To begin with, have you checked out the prices on these devices. Even the most basic Kobo starts the bidding at $60, and it goes up from there. I couldn't find a single Kindle priced under $119. Yes, a large portion of the audience can buy these things, but not all. I'm not even sure a majority of readers will be able to do that. There are loads of people out there who won't shell out over $100 for an electronic reading device; they either can't afford it or they're too cheap.
Next, no matter how much the format for reading books advances, there are simply too many people who still prefer the visceral feel of books. I happen to be one of them. Granted, that's changing a little - the books I want to hold onto are the ones I buy in print nowadays, while the ones I'm not sure of are the ones I buy in digital form - but the habit has been too deeply ingrained in people to banish overnight. Besides reading something weighty, a lot of us take pride from a bookshelf full of books.
What's likely to happen is that print will become a bit of a niche, albeit a big one. I estimate that at least half of what we read will remain in print form for the foreseeable future. However, that still leaves a great deal of growth potential for the digital market. And as we older dinosaurs disappear, so will a portion of the print market. I don't think e-readers will get as popular as smart phones since fewer people read than text, but more and more people will be carrying around their device as time progresses - it's just more convenient to store 50 books on a thin pad than to lug around four or five books the size of The Stand.
It's an exciting time to be in the digital marketplace.
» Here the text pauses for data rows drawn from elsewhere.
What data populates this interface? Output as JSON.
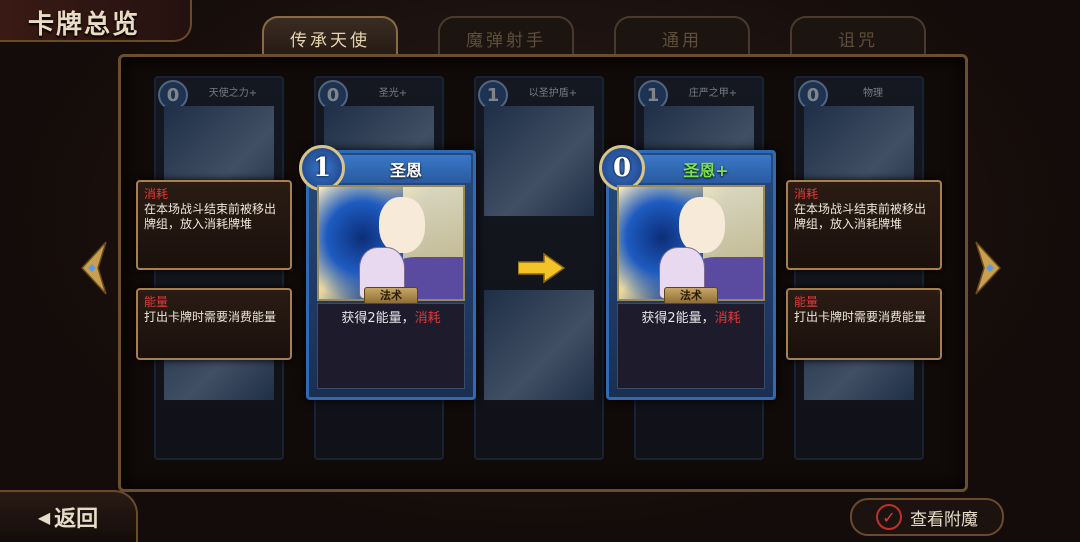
{
  "title": "卡牌总览",
  "tabs": [
    {
      "label": "传承天使",
      "active": true
    },
    {
      "label": "魔弹射手",
      "active": false
    },
    {
      "label": "通用",
      "active": false
    },
    {
      "label": "诅咒",
      "active": false
    }
  ],
  "card_original": {
    "cost": "1",
    "name": "圣恩",
    "type": "法术",
    "desc_prefix": "获得2能量，",
    "desc_keyword": "消耗"
  },
  "card_upgraded": {
    "cost": "0",
    "name": "圣恩+",
    "type": "法术",
    "desc_prefix": "获得2能量，",
    "desc_keyword": "消耗"
  },
  "tooltips": {
    "exhaust_title": "消耗",
    "exhaust_body": "在本场战斗结束前被移出牌组，放入消耗牌堆",
    "energy_title": "能量",
    "energy_body": "打出卡牌时需要消费能量"
  },
  "background_cards": [
    {
      "cost": "0",
      "name": "天使之力+"
    },
    {
      "cost": "0",
      "name": "圣光+"
    },
    {
      "cost": "1",
      "name": "以圣护盾+"
    },
    {
      "cost": "1",
      "name": "庄严之甲+"
    },
    {
      "cost": "0",
      "name": "物理"
    }
  ],
  "back_button": "返回",
  "view_button": "查看附魔",
  "colors": {
    "accent_gold": "#a88050",
    "card_blue": "#2f6ab8",
    "keyword_red": "#e03a3a",
    "upgraded_green": "#7ee05a"
  }
}
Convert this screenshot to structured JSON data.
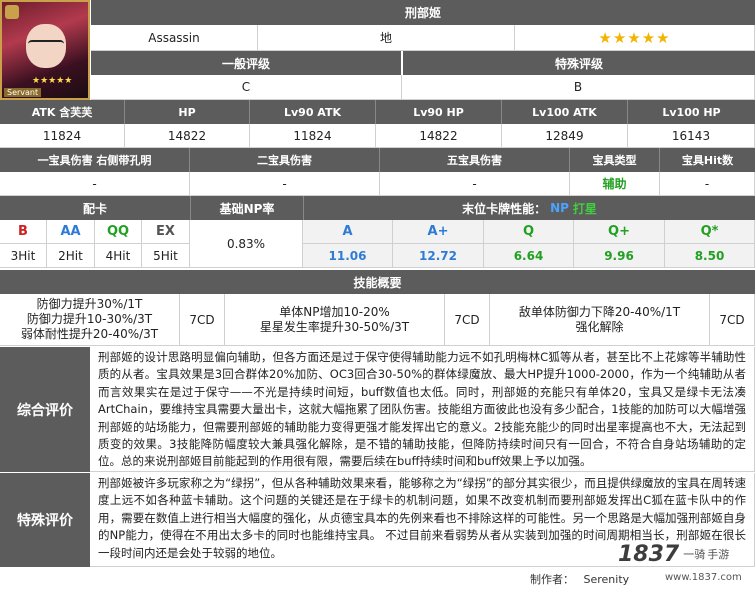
{
  "portrait": {
    "badge": "Servant",
    "rarity_stars": "★★★★★"
  },
  "title": "刑部姬",
  "class_name": "Assassin",
  "attribute": "地",
  "rarity": "★★★★★",
  "rating": {
    "general_label": "一般评级",
    "general_value": "C",
    "special_label": "特殊评级",
    "special_value": "B"
  },
  "stats_headers": [
    "ATK 含芙芙",
    "HP",
    "Lv90 ATK",
    "Lv90 HP",
    "Lv100 ATK",
    "Lv100 HP"
  ],
  "stats_values": [
    "11824",
    "14822",
    "11824",
    "14822",
    "12849",
    "16143"
  ],
  "np_headers": [
    "一宝具伤害 右侧带孔明",
    "二宝具伤害",
    "五宝具伤害",
    "宝具类型",
    "宝具Hit数"
  ],
  "np_values": [
    "-",
    "-",
    "-",
    "辅助",
    "-"
  ],
  "deck": {
    "label": "配卡",
    "cards": [
      {
        "card": "B",
        "hits": "3Hit"
      },
      {
        "card": "AA",
        "hits": "2Hit"
      },
      {
        "card": "QQ",
        "hits": "4Hit"
      },
      {
        "card": "EX",
        "hits": "5Hit"
      }
    ],
    "np_rate_label": "基础NP率",
    "np_rate_value": "0.83%",
    "final_label": "末位卡牌性能：",
    "final_np": "NP",
    "final_star": "打星",
    "final_cards": [
      {
        "card": "A",
        "value": "11.06"
      },
      {
        "card": "A+",
        "value": "12.72"
      },
      {
        "card": "Q",
        "value": "6.64"
      },
      {
        "card": "Q+",
        "value": "9.96"
      },
      {
        "card": "Q*",
        "value": "8.50"
      }
    ]
  },
  "skills": {
    "header": "技能概要",
    "items": [
      {
        "lines": [
          "防御力提升30%/1T",
          "防御力提升10-30%/3T",
          "弱体耐性提升20-40%/3T"
        ],
        "cd": "7CD"
      },
      {
        "lines": [
          "单体NP增加10-20%",
          "星星发生率提升30-50%/3T"
        ],
        "cd": "7CD"
      },
      {
        "lines": [
          "敌单体防御力下降20-40%/1T",
          "强化解除"
        ],
        "cd": "7CD"
      }
    ]
  },
  "overall": {
    "label": "综合评价",
    "text": "刑部姬的设计思路明显偏向辅助，但各方面还是过于保守使得辅助能力远不如孔明梅林C狐等从者，甚至比不上花嫁等半辅助性质的从者。宝具效果是3回合群体20%加防、OC3回合30-50%的群体绿魔放、最大HP提升1000-2000，作为一个纯辅助从者而言效果实在是过于保守——不光是持续时间短，buff数值也太低。同时，刑部姬的充能只有单体20，宝具又是绿卡无法凑ArtChain，要维持宝具需要大量出卡，这就大幅拖累了团队伤害。技能组方面彼此也没有多少配合，1技能的加防可以大幅增强刑部姬的站场能力，但需要刑部姬的辅助能力变得更强才能发挥出它的意义。2技能充能少的同时出星率提高也不大，无法起到质变的效果。3技能降防幅度较大兼具强化解除，是不错的辅助技能，但降防持续时间只有一回合，不符合自身站场辅助的定位。总的来说刑部姬目前能起到的作用很有限，需要后续在buff持续时间和buff效果上予以加强。"
  },
  "special": {
    "label": "特殊评价",
    "text": "刑部姬被许多玩家称之为“绿拐”，但从各种辅助效果来看，能够称之为“绿拐”的部分其实很少，而且提供绿魔放的宝具在周转速度上远不如各种蓝卡辅助。这个问题的关键还是在于绿卡的机制问题，如果不改变机制而要刑部姬发挥出C狐在蓝卡队中的作用，需要在数值上进行相当大幅度的强化，从贞德宝具本的先例来看也不排除这样的可能性。另一个思路是大幅加强刑部姬自身的NP能力，使得在不用出太多卡的同时也能维持宝具。 不过目前来看弱势从者从实装到加强的时间周期相当长，刑部姬在很长一段时间内还是会处于较弱的地位。"
  },
  "footer": {
    "author_label": "制作者：",
    "author": "Serenity",
    "watermark_num": "1837",
    "watermark_a": "一骑",
    "watermark_b": "手游",
    "site": "www.1837.com"
  },
  "colors": {
    "header_bg": "#5c5c5c",
    "star": "#f2b400",
    "buster": "#d02020",
    "arts": "#2e7bd6",
    "quick": "#22a022"
  }
}
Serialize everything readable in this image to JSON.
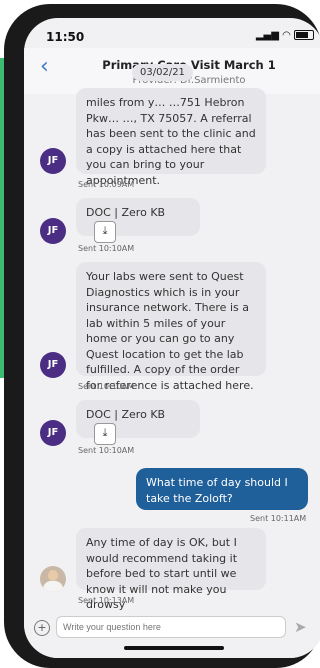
{
  "status": {
    "time": "11:50"
  },
  "header": {
    "title": "Primary Care Visit March 1",
    "subtitle": "Provider: Dr.Sarmiento",
    "date_pill": "03/02/21"
  },
  "messages": [
    {
      "avatar": "JF",
      "text": "miles from y… …751 Hebron Pkw… …, TX 75057. A referral has been sent to the clinic and a copy is attached here that you can bring to your appointment.",
      "sent": "Sent 10:09AM"
    },
    {
      "avatar": "JF",
      "text": "DOC | Zero KB",
      "sent": "Sent 10:10AM"
    },
    {
      "avatar": "JF",
      "text": "Your labs were sent to Quest Diagnostics which is in your insurance network. There is a lab within 5 miles of your home or you can go to any Quest location to get the lab fulfilled. A copy of the order for reference is attached here.",
      "sent": "Sent 10:10AM"
    },
    {
      "avatar": "JF",
      "text": "DOC | Zero KB",
      "sent": "Sent 10:10AM"
    },
    {
      "text": "What time of day should I take the Zoloft?",
      "sent": "Sent 10:11AM"
    },
    {
      "text": "Any time of day is OK, but I would recommend taking it before bed to start until we know it will not make you drowsy",
      "sent": "Sent 10:13AM"
    }
  ],
  "composer": {
    "placeholder": "Write your question here"
  }
}
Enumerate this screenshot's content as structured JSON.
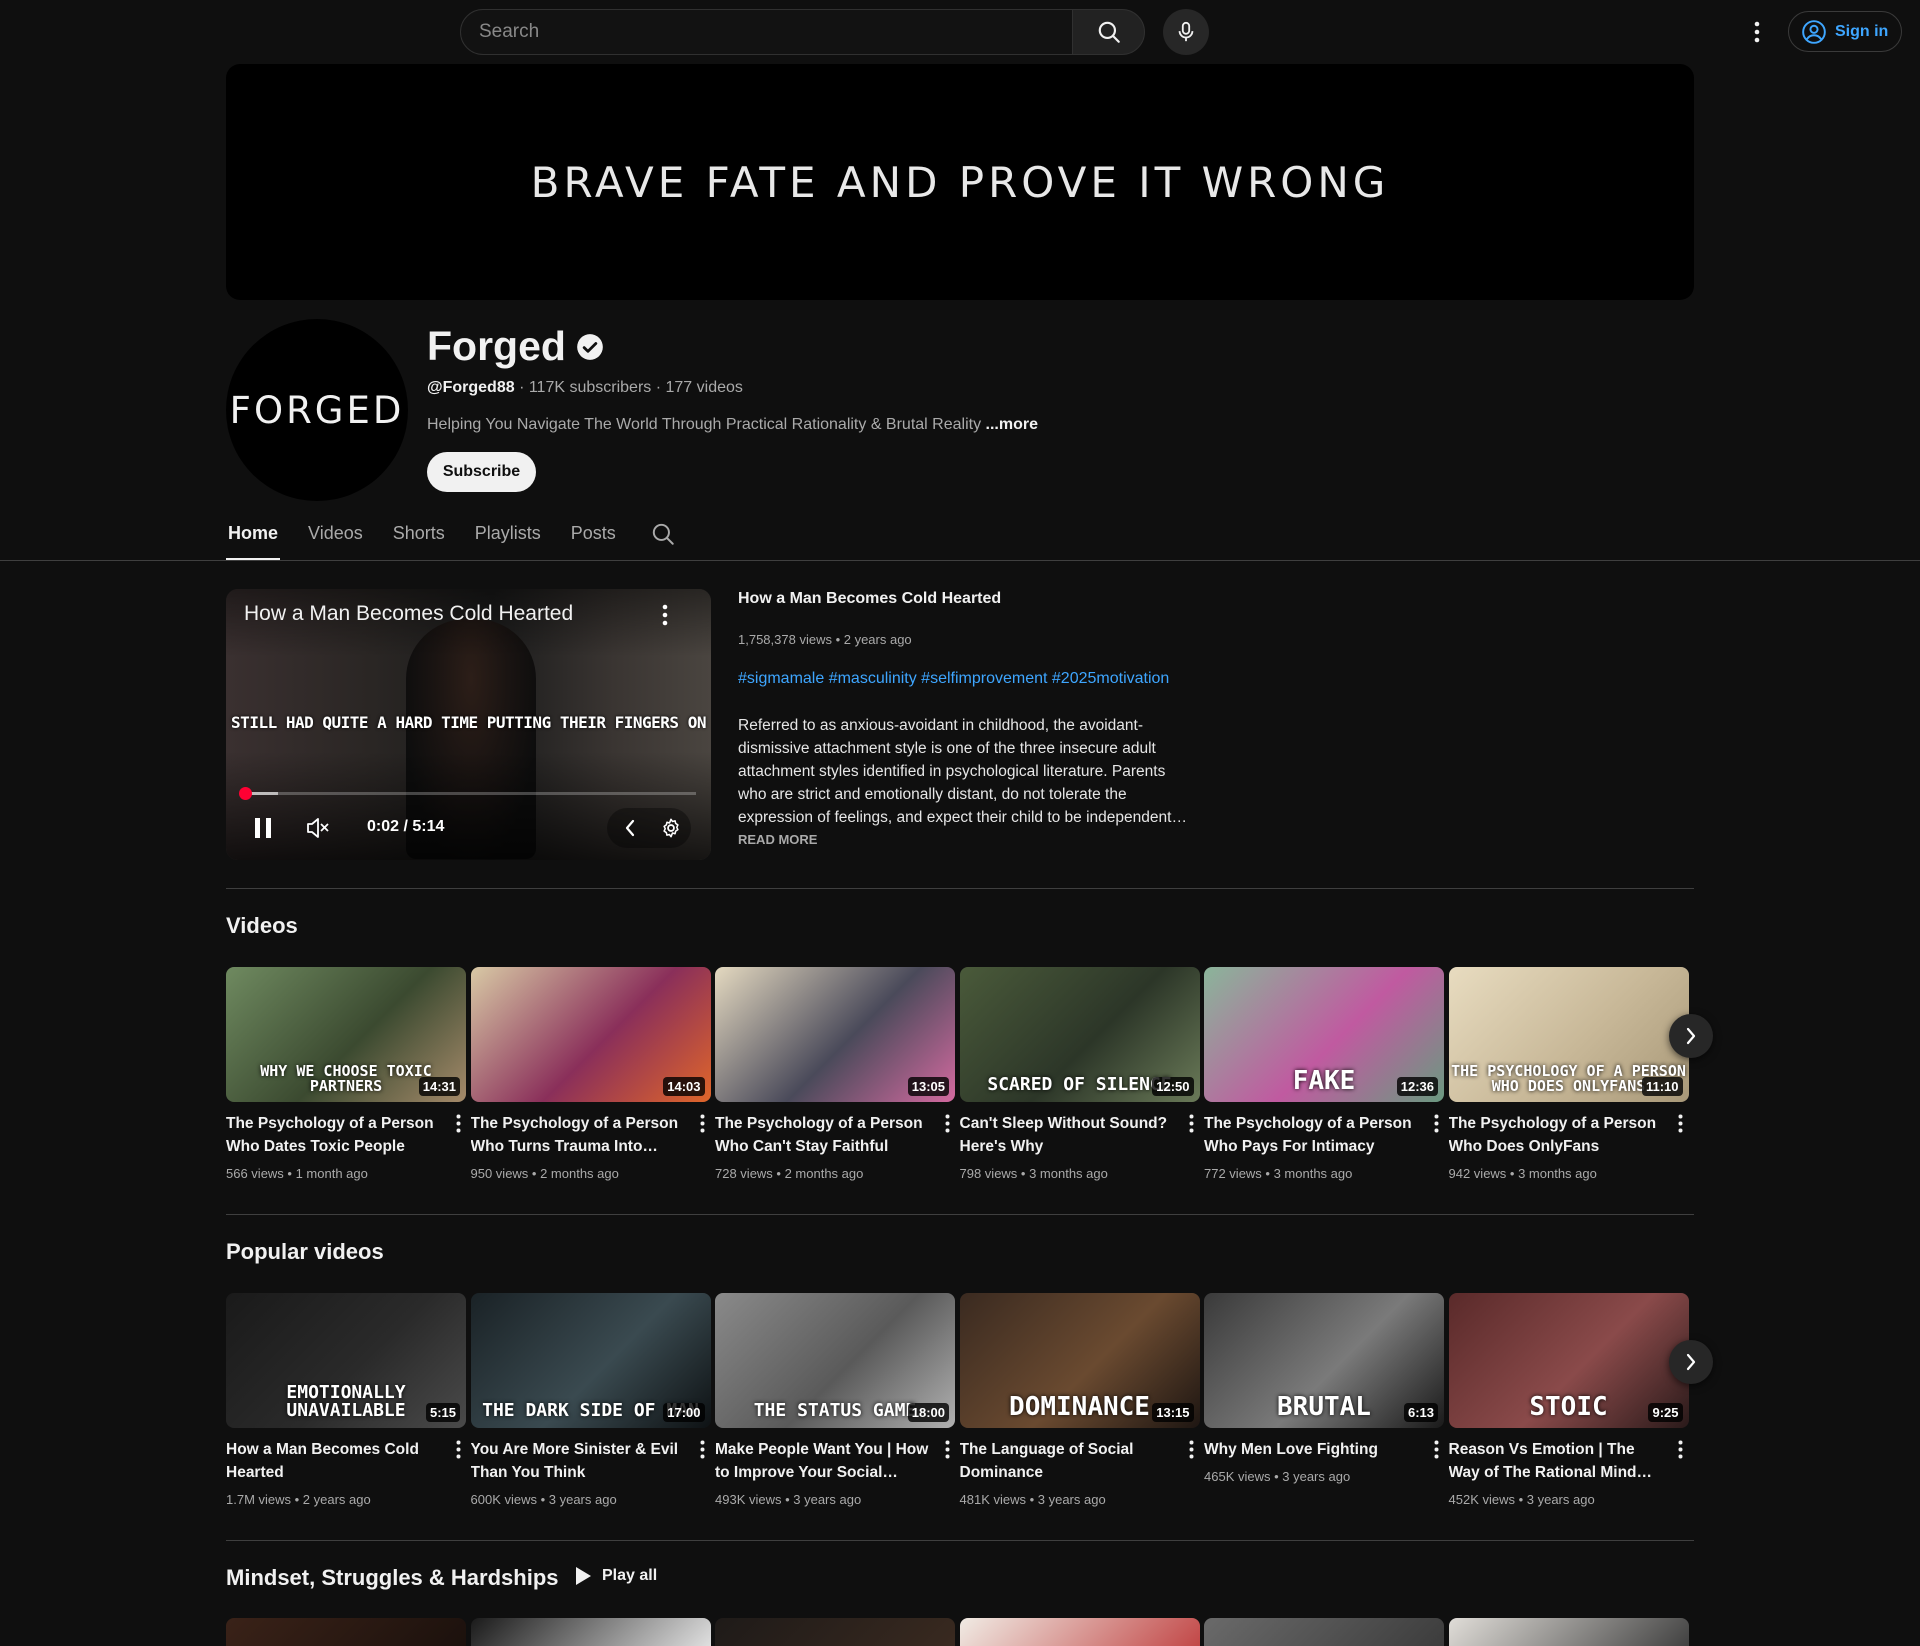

Traditional publishers are slowly starting to realize the potential for the ebook, but they're still trying to price them like paperbacks, a price many won't pay, leaving a big opening for the independent author. I wonder what the landscape will look like in 20 years, and whether we'll just resort to just swallowing book pills or something.